→ INSTRUCTIONS FOR THE TASK: The data follows. Retype every entry exactly.

+++ ENTRIES PROVIDED +++

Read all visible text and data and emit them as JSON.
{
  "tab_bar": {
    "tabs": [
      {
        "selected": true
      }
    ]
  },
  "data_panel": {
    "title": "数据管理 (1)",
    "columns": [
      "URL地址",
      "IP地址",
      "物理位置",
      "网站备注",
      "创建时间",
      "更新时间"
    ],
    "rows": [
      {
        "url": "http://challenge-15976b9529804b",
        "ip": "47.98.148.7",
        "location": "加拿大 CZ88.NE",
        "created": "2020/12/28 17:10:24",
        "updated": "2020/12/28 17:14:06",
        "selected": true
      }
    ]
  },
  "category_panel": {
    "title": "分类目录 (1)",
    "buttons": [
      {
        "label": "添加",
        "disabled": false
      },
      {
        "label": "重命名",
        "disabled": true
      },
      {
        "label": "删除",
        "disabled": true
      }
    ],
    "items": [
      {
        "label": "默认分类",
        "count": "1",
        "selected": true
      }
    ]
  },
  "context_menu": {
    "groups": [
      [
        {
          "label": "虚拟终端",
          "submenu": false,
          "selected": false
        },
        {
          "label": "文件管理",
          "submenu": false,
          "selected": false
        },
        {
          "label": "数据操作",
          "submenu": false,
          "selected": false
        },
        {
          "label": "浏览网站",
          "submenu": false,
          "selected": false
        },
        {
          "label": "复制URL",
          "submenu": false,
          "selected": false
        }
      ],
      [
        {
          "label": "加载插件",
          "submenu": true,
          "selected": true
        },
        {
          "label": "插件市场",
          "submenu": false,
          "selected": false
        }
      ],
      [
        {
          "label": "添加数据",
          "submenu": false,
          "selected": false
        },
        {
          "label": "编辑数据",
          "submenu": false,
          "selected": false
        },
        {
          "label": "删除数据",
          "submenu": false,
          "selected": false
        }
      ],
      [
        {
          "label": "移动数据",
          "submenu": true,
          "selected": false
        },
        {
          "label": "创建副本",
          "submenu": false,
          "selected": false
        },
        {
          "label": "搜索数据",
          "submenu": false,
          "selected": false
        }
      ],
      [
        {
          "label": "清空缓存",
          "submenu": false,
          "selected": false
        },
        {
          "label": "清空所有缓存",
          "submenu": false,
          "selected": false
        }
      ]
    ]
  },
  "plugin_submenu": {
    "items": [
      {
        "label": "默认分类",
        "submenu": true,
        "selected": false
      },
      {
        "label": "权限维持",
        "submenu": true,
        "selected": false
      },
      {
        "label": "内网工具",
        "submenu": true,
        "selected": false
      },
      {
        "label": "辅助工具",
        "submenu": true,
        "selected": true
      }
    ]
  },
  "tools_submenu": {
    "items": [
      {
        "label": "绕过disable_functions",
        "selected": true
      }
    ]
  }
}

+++

→ OUTPUT FOR THIS EXERCISE:
Read all visible text and data and emit them as JSON.
{
  "tab_bar": {
    "tabs": [
      {
        "selected": true
      }
    ]
  },
  "data_panel": {
    "title": "数据管理 (1)",
    "columns": [
      "URL地址",
      "IP地址",
      "物理位置",
      "网站备注",
      "创建时间",
      "更新时间"
    ],
    "rows": [
      {
        "url": "http://challenge-15976b9529804b",
        "ip": "47.98.148.7",
        "location": "加拿大 CZ88.NE",
        "created": "2020/12/28 17:10:24",
        "updated": "2020/12/28 17:14:06",
        "selected": true
      }
    ]
  },
  "category_panel": {
    "title": "分类目录 (1)",
    "buttons": [
      {
        "label": "添加",
        "disabled": false
      },
      {
        "label": "重命名",
        "disabled": true
      },
      {
        "label": "删除",
        "disabled": true
      }
    ],
    "items": [
      {
        "label": "默认分类",
        "count": "1",
        "selected": true
      }
    ]
  },
  "context_menu": {
    "groups": [
      [
        {
          "label": "虚拟终端",
          "submenu": false,
          "selected": false
        },
        {
          "label": "文件管理",
          "submenu": false,
          "selected": false
        },
        {
          "label": "数据操作",
          "submenu": false,
          "selected": false
        },
        {
          "label": "浏览网站",
          "submenu": false,
          "selected": false
        },
        {
          "label": "复制URL",
          "submenu": false,
          "selected": false
        }
      ],
      [
        {
          "label": "加载插件",
          "submenu": true,
          "selected": true
        },
        {
          "label": "插件市场",
          "submenu": false,
          "selected": false
        }
      ],
      [
        {
          "label": "添加数据",
          "submenu": false,
          "selected": false
        },
        {
          "label": "编辑数据",
          "submenu": false,
          "selected": false
        },
        {
          "label": "删除数据",
          "submenu": false,
          "selected": false
        }
      ],
      [
        {
          "label": "移动数据",
          "submenu": true,
          "selected": false
        },
        {
          "label": "创建副本",
          "submenu": false,
          "selected": false
        },
        {
          "label": "搜索数据",
          "submenu": false,
          "selected": false
        }
      ],
      [
        {
          "label": "清空缓存",
          "submenu": false,
          "selected": false
        },
        {
          "label": "清空所有缓存",
          "submenu": false,
          "selected": false
        }
      ]
    ]
  },
  "plugin_submenu": {
    "items": [
      {
        "label": "默认分类",
        "submenu": true,
        "selected": false
      },
      {
        "label": "权限维持",
        "submenu": true,
        "selected": false
      },
      {
        "label": "内网工具",
        "submenu": true,
        "selected": false
      },
      {
        "label": "辅助工具",
        "submenu": true,
        "selected": true
      }
    ]
  },
  "tools_submenu": {
    "items": [
      {
        "label": "绕过disable_functions",
        "selected": true
      }
    ]
  }
}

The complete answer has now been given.